• _About this task_
Look over the listing below and tally the lines in which the word "HWMonitor" turns up. Answer with the tally only.

• _Data supplied_
===

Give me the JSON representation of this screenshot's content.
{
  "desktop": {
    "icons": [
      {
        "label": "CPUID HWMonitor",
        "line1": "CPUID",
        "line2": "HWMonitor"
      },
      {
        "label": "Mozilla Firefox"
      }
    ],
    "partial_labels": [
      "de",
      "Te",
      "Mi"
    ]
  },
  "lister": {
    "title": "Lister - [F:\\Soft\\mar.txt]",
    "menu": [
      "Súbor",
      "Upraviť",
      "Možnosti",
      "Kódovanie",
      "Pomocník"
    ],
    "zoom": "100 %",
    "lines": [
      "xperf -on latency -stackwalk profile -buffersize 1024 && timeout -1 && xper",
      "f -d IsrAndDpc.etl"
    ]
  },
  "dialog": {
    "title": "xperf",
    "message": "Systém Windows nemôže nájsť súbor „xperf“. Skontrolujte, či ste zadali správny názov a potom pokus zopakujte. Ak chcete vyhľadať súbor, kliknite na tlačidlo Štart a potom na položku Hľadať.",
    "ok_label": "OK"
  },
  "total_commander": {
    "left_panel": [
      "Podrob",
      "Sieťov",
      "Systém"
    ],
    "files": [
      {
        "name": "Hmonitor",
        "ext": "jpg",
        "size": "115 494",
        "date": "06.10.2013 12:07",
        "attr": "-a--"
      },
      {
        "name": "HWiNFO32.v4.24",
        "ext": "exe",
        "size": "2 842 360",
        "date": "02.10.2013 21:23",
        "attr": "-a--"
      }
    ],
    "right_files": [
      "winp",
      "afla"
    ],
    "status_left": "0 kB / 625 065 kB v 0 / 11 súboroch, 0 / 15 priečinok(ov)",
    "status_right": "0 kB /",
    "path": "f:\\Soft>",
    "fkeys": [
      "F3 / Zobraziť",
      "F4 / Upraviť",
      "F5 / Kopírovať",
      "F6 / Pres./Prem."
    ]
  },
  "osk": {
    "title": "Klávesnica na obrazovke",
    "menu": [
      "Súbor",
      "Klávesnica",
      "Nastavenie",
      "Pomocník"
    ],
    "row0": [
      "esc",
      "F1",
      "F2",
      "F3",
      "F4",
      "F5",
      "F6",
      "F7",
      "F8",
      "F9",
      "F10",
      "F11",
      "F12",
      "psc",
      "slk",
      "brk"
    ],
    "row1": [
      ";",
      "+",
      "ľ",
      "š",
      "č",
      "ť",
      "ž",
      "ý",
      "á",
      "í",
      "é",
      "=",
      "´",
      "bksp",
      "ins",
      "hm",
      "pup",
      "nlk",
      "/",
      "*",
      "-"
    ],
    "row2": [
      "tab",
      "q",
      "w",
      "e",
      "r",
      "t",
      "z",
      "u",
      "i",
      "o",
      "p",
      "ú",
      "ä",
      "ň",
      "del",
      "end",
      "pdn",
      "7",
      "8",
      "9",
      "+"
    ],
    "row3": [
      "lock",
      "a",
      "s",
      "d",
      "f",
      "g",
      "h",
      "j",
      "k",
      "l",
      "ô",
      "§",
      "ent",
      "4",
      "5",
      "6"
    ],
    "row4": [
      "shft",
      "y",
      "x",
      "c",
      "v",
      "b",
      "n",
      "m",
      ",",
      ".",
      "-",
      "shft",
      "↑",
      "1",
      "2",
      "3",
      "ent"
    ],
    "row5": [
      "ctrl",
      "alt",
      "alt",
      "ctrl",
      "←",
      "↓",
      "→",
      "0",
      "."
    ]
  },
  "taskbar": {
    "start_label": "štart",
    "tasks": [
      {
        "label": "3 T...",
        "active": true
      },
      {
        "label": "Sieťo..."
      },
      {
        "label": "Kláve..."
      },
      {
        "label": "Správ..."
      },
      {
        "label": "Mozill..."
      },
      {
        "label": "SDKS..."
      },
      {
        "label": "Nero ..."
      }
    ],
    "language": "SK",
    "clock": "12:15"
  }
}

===

• _Exercise solution_
2